As McKearney was brought before the Magistrates the following Tuesday, his previous record for violence against his poor wife was revealed to the court. He was summoned for assaulting her in April 1873 and June 1875 but absconded both times. A further assault against his wife in November 1875 led to him being apprehended but he escaped punishment and was simply instructed to pay costs.
At the inquest into the death of Margaret McKearney, her own father told the jury how he had often witnessed his daughter being hit, kicked and abused by her husband.
Andrew McKearney was charged with Manslaughter and taken by train to Kirkdale Gaol, Liverpool. As the body of Margaret McKearney was laid to rest, a large and orderly group of people congregated and followed the funeral procession from the mortuary in Tithebarn St to the cemetery. She was regarded as a hard working industrious woman who was much respected by those who knew her.
At the Liverpool Assizes Andrew McKearney pleaded guilty to the Manslaughter of his wife Margaret McKearney. Mr Justice Lindley agreed with the defence QC that the fatal injury could have been sustained as she fell over the stool when pushed. Despite Andrew McKearney’s dreadful previous record of violence against his poor wife, he was sentenced to just 15 months imprisonment. (PC July 22nd & 29th 1876)
Murderous Assault on a Wife in Preston
William and Alice Kirby were a married couple living in Preston, who between them had seven children. By 1880 as a consequence of William Kirby’s reluctance to find work for several years past and instead relying on three working children to bring in the family income, Alice had separated from William. She had found lodgings in Spa Rd, Preston and was managing to support herself and four youngest children, who accompanied her to their new home.

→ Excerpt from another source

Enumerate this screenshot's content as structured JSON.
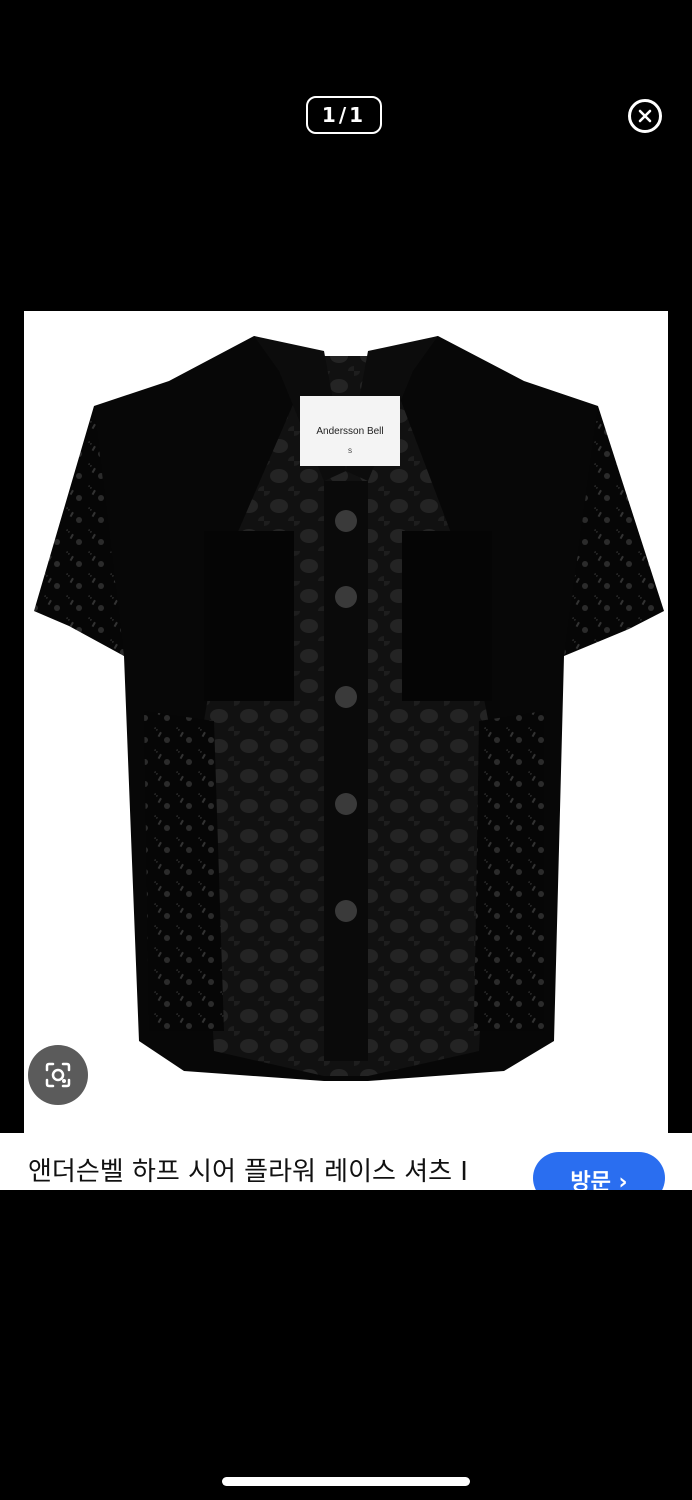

On the morning of June 10th 1880 William Kirby entered the house in Spa Rd where his wife was living. He confronted her saying, “Now I have got hold of you”. He repeatedly asked her to come back to live with him but she steadfastly refused. An enraged William Kirby seized a heavy poker from the fireplace and without any provocation at all, began to mercilessly strike her about the head with it. Alice managed to escape by fleeing into the kitchen and bolting the door.

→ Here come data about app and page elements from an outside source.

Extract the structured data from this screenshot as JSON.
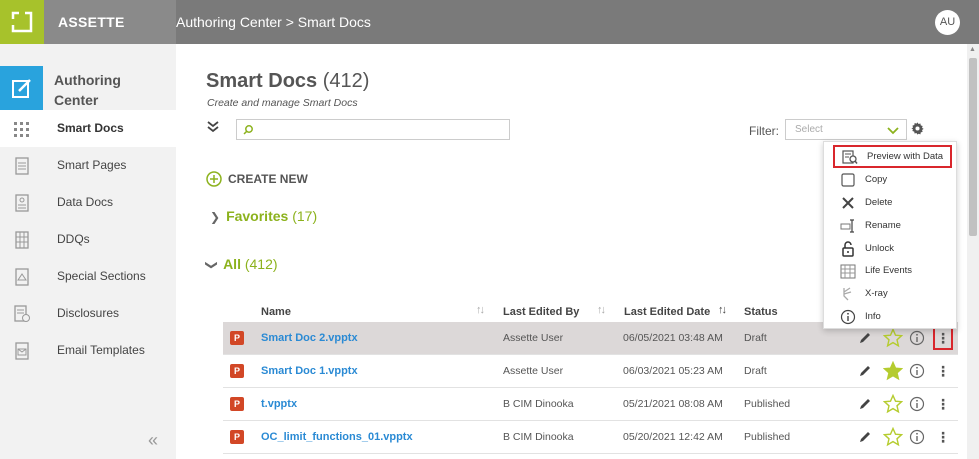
{
  "header": {
    "brand": "ASSETTE",
    "breadcrumb": "Authoring Center > Smart Docs",
    "avatar": "AU"
  },
  "sidebar": {
    "title": "Authoring Center",
    "items": [
      {
        "label": "Smart Docs",
        "icon": "grid-dots-icon",
        "active": true
      },
      {
        "label": "Smart Pages",
        "icon": "page-icon",
        "active": false
      },
      {
        "label": "Data Docs",
        "icon": "data-doc-icon",
        "active": false
      },
      {
        "label": "DDQs",
        "icon": "ddq-icon",
        "active": false
      },
      {
        "label": "Special Sections",
        "icon": "special-section-icon",
        "active": false
      },
      {
        "label": "Disclosures",
        "icon": "disclosure-icon",
        "active": false
      },
      {
        "label": "Email Templates",
        "icon": "email-template-icon",
        "active": false
      }
    ],
    "collapse_glyph": "«"
  },
  "main": {
    "title": "Smart Docs",
    "title_count": "(412)",
    "subtitle": "Create and manage Smart Docs",
    "search_placeholder": "",
    "filter_label": "Filter:",
    "filter_placeholder": "Select",
    "create_new": "CREATE NEW",
    "favorites_label": "Favorites",
    "favorites_count": "(17)",
    "all_label": "All",
    "all_count": "(412)"
  },
  "table": {
    "columns": [
      "Name",
      "Last Edited By",
      "Last Edited Date",
      "Status"
    ],
    "rows": [
      {
        "name": "Smart Doc 2.vpptx",
        "edited_by": "Assette User",
        "date": "06/05/2021 03:48 AM",
        "status": "Draft",
        "favorite": false,
        "selected": true
      },
      {
        "name": "Smart Doc 1.vpptx",
        "edited_by": "Assette User",
        "date": "06/03/2021 05:23 AM",
        "status": "Draft",
        "favorite": true,
        "selected": false
      },
      {
        "name": "t.vpptx",
        "edited_by": "B CIM Dinooka",
        "date": "05/21/2021 08:08 AM",
        "status": "Published",
        "favorite": false,
        "selected": false
      },
      {
        "name": "OC_limit_functions_01.vpptx",
        "edited_by": "B CIM Dinooka",
        "date": "05/20/2021 12:42 AM",
        "status": "Published",
        "favorite": false,
        "selected": false
      }
    ],
    "file_badge": "P"
  },
  "context_menu": {
    "items": [
      {
        "label": "Preview with Data",
        "icon": "preview-data-icon"
      },
      {
        "label": "Copy",
        "icon": "copy-icon"
      },
      {
        "label": "Delete",
        "icon": "delete-x-icon"
      },
      {
        "label": "Rename",
        "icon": "rename-icon"
      },
      {
        "label": "Unlock",
        "icon": "unlock-icon"
      },
      {
        "label": "Life Events",
        "icon": "life-events-icon"
      },
      {
        "label": "X-ray",
        "icon": "xray-icon"
      },
      {
        "label": "Info",
        "icon": "info-icon"
      }
    ]
  },
  "colors": {
    "accent_green": "#8cb21d",
    "logo_green": "#a7c22b",
    "sidebar_blue": "#29a3dd",
    "link_blue": "#2a8ad4",
    "highlight_red": "#d9262c",
    "topbar_gray": "#7a7a7a"
  }
}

Kirby soon found a large coal hammer which he used to smash the door down. After gaining entry to the kitchen, he grabbed his terrified wife by the hair with one hand, while aiming hammer blows at her head with the other. The shrieking and cries of poor Alice Kirby and an elderly woman named Betty Miller who also lived at the house, soon attracted a number of concerned neighbours, who succeeded in restraining William Kirby.
By this time Alice was saturated with blood coming from head wounds. One of the wounds was so severe that on later inspection it was found to have penetrated to the skull bone. Those at the scene said there was such a presence of blood that it was coming out from under the door. William Kirby fled the scene but was later discovered and arrested at the house of his sister in Raglan St. He was brought before the Preston Quarter Sessions Court on June 30th 1880, where he was sentenced to five years Penal Servitude.
Despite the horrific injuries she received, Alice Kirby made a full recovery. (PC June 12th, 19th, & July 3rd 1880)